Problem statement>
Your answer must be every line of the data below that holds the string "actions", copied exactly.
[[ The records open ]]
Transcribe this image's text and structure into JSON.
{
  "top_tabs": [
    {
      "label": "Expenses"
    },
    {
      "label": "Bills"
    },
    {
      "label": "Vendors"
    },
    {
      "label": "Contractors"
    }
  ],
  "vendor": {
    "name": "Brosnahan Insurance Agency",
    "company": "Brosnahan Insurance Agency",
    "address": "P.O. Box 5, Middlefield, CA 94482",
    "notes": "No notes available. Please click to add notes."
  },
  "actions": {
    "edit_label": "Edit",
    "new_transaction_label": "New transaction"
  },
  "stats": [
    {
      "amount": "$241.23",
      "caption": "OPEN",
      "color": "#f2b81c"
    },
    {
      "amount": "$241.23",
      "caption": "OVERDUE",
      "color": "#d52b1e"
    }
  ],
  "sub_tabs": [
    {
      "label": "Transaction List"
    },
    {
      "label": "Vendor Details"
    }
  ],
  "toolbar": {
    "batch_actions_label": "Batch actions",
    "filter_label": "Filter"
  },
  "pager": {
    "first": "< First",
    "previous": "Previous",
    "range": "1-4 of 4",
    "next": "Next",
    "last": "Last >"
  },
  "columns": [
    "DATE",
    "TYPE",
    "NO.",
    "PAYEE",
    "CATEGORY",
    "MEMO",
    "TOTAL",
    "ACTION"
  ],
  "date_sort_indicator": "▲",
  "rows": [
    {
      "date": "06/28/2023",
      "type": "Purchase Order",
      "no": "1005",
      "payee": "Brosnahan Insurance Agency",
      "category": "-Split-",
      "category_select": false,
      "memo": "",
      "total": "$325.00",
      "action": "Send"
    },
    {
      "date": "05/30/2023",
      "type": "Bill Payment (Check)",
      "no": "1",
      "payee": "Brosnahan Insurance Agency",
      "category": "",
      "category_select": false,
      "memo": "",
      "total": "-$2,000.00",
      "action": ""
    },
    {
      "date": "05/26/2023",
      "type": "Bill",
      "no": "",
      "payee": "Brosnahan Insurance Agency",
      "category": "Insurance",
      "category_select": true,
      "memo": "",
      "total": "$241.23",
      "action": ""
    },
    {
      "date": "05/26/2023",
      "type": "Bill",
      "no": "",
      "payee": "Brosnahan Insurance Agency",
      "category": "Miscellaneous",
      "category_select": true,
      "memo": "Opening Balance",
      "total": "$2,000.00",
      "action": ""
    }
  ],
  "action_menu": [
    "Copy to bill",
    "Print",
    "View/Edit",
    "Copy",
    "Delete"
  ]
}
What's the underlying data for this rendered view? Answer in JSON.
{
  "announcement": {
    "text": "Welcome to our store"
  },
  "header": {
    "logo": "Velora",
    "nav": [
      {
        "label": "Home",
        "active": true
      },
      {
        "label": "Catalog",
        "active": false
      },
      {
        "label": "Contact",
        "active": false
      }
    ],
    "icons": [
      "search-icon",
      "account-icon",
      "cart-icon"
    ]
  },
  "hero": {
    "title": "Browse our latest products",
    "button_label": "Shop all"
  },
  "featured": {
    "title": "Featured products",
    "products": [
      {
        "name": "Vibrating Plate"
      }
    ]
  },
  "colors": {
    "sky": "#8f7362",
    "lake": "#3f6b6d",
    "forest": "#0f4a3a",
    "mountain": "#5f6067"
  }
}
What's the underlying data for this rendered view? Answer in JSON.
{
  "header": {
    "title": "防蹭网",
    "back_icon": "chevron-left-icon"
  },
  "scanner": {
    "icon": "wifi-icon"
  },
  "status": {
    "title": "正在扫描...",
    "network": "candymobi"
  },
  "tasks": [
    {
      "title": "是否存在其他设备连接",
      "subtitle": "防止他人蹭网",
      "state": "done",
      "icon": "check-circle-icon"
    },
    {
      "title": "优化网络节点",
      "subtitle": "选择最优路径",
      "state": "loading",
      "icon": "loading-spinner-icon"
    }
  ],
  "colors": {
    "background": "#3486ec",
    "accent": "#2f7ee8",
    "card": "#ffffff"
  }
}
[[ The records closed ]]
Final answer>
  "actions": {
    "batch_actions_label": "Batch actions",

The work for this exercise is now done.